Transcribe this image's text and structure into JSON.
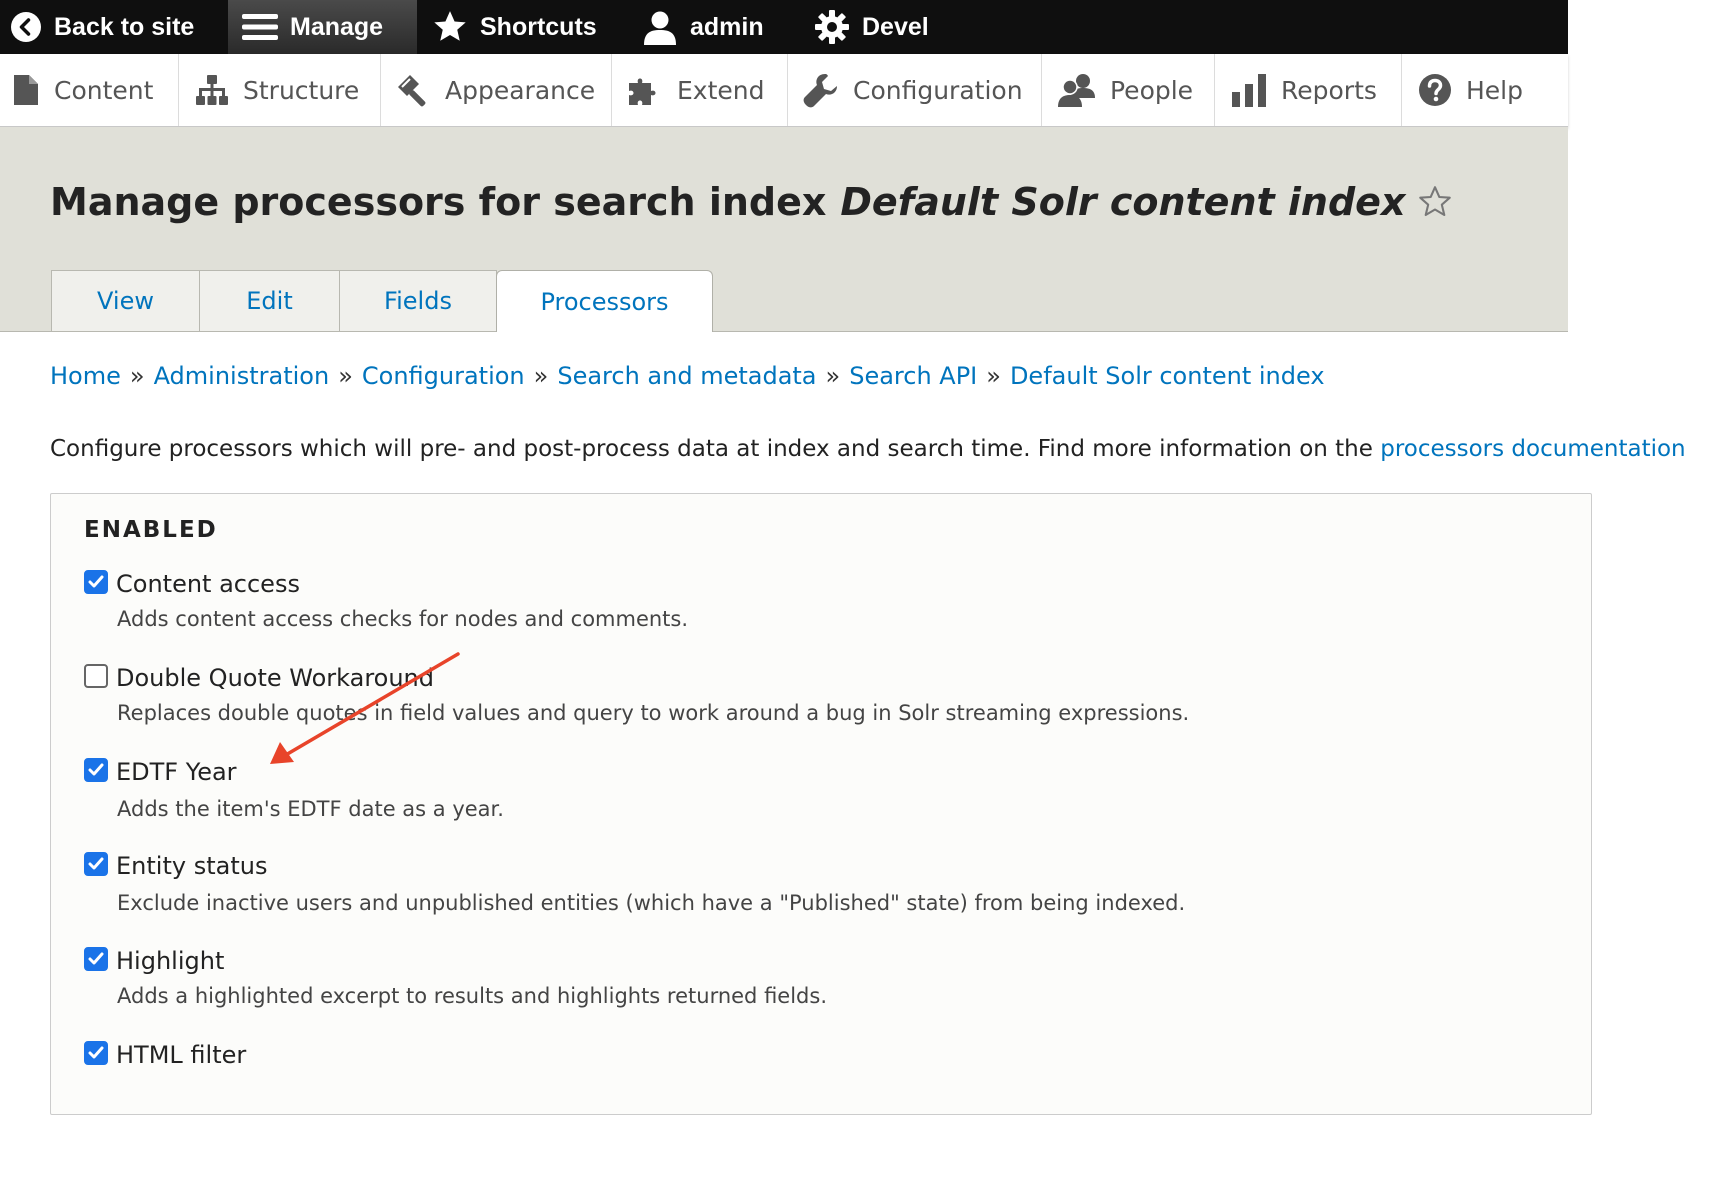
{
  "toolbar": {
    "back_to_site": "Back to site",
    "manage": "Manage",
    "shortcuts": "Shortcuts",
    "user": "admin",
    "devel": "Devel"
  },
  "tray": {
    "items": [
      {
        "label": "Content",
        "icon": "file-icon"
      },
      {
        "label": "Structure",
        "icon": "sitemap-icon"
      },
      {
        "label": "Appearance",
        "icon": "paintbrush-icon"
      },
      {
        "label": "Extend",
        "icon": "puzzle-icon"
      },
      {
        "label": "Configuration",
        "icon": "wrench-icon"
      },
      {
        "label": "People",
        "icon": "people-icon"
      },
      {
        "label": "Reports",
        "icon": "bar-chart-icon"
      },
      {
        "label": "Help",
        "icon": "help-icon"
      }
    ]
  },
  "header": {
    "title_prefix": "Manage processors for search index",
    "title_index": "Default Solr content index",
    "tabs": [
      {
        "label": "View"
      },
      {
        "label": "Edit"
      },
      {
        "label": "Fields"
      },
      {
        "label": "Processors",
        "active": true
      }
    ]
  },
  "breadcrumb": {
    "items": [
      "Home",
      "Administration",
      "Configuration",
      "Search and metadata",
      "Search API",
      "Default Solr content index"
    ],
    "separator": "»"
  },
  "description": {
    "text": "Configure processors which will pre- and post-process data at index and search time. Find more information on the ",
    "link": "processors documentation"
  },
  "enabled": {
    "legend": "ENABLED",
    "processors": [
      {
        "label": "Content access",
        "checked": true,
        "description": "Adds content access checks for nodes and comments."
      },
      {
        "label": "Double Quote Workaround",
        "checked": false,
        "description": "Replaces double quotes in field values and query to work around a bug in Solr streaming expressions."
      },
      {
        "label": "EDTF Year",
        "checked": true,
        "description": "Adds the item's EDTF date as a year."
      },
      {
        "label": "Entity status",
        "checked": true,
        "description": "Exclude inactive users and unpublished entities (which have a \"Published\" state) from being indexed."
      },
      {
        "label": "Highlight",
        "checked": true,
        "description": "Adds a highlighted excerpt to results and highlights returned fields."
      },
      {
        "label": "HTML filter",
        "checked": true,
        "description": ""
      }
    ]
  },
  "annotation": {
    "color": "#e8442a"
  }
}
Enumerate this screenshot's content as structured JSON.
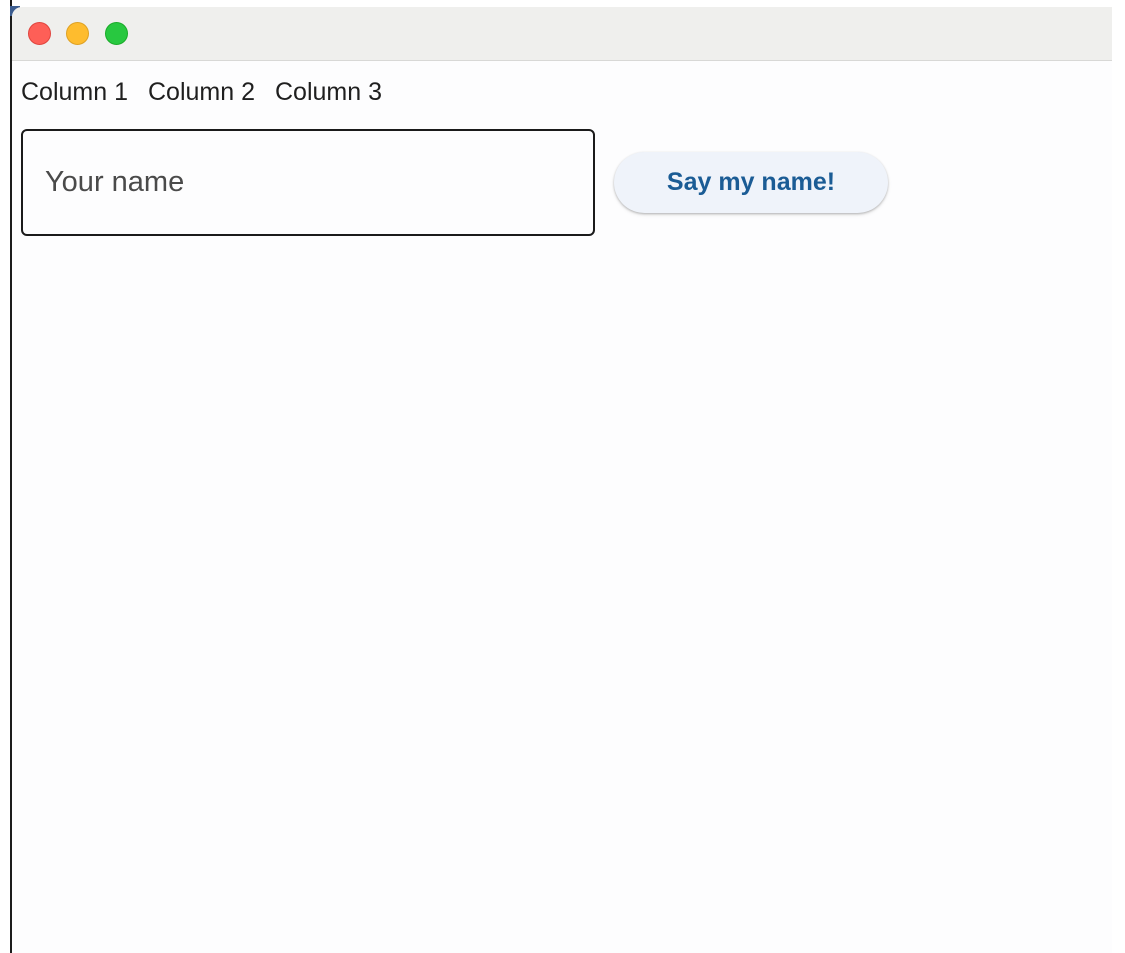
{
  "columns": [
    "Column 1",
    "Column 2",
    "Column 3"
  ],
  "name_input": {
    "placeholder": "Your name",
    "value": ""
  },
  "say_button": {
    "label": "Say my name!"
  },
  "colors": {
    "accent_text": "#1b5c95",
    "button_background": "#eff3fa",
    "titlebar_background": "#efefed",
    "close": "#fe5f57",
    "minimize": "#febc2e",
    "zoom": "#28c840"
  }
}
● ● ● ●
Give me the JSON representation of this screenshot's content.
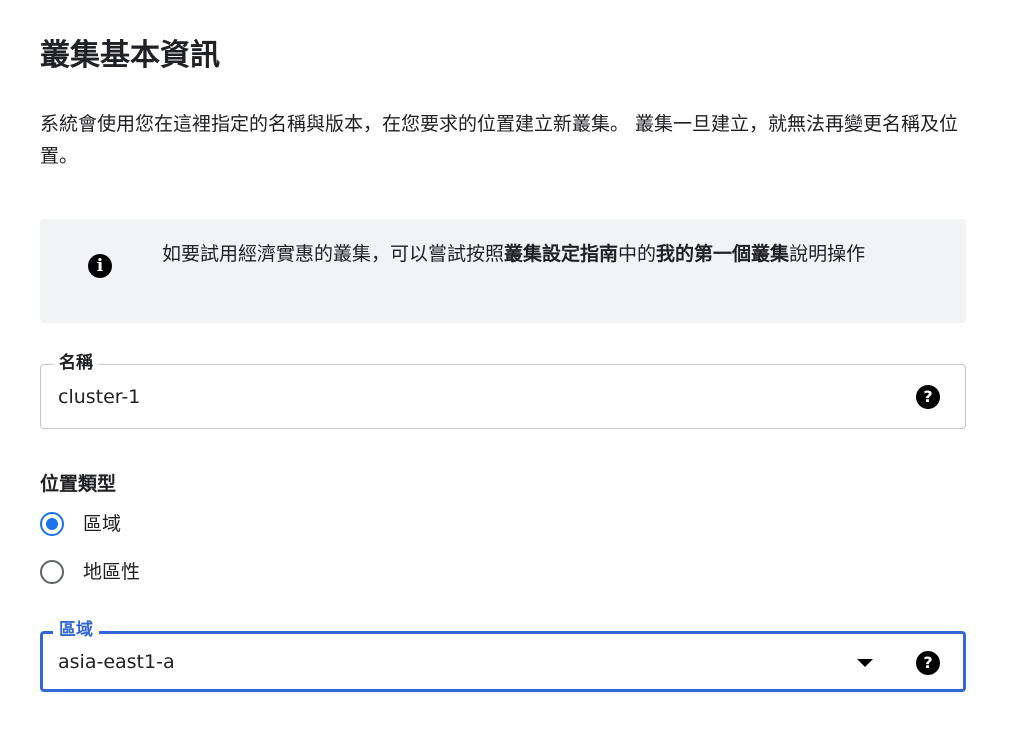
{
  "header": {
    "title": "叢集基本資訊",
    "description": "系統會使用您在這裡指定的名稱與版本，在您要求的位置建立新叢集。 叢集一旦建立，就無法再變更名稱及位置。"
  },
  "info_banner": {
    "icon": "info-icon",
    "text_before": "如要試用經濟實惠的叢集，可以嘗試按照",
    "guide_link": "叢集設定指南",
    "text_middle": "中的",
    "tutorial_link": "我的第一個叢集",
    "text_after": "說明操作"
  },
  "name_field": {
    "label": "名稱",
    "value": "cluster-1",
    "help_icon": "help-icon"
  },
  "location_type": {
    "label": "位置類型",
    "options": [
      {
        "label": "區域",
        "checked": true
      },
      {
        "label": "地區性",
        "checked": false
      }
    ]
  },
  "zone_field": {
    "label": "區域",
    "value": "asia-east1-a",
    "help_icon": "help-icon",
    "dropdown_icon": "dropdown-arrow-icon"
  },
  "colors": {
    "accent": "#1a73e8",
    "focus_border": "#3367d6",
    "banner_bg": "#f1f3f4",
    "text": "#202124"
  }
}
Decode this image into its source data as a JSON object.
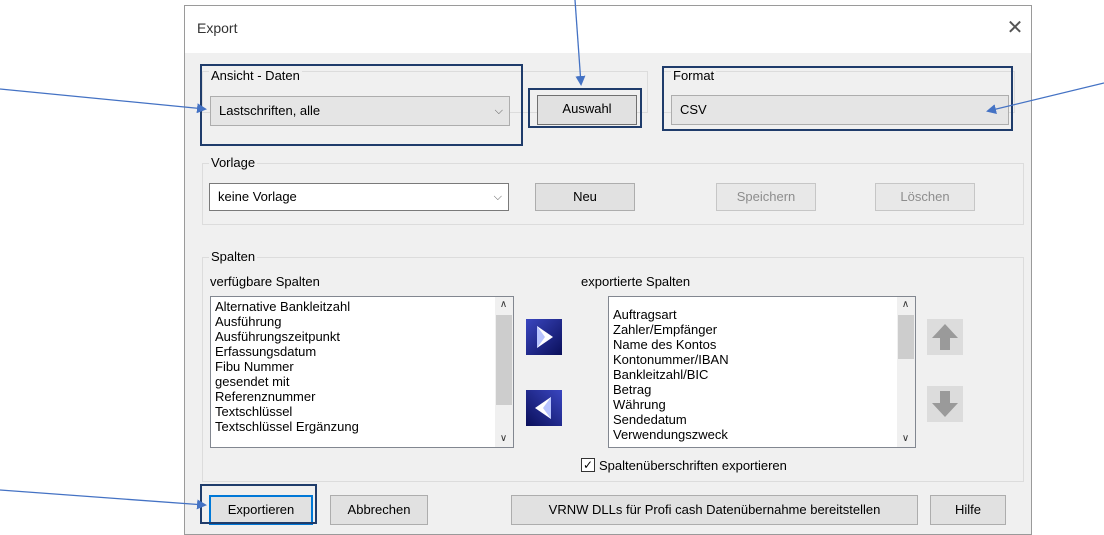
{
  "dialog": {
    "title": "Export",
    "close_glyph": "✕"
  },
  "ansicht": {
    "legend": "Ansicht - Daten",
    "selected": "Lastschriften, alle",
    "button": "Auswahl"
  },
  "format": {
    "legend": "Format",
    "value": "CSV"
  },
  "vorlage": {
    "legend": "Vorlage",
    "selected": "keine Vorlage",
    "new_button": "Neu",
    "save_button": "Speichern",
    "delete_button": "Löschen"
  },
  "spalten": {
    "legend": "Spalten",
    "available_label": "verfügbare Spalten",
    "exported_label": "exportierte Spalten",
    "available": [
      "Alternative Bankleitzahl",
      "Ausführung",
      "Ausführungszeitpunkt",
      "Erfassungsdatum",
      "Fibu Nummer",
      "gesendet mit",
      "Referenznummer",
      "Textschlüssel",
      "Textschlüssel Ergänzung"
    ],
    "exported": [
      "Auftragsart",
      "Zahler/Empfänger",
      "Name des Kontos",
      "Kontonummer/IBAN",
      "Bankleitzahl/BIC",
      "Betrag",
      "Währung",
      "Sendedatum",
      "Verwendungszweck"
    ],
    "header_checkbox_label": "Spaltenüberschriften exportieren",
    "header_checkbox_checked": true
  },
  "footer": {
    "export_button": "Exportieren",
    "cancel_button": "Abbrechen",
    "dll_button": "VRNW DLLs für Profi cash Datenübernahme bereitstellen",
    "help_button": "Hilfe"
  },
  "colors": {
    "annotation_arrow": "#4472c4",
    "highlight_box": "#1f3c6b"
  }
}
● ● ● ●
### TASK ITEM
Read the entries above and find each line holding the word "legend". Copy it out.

### TASK RESPONSE
    "legend": "ENABLED",
    "legend": "Ansicht - Daten",
    "legend": "Format",
    "legend": "Vorlage",
    "legend": "Spalten",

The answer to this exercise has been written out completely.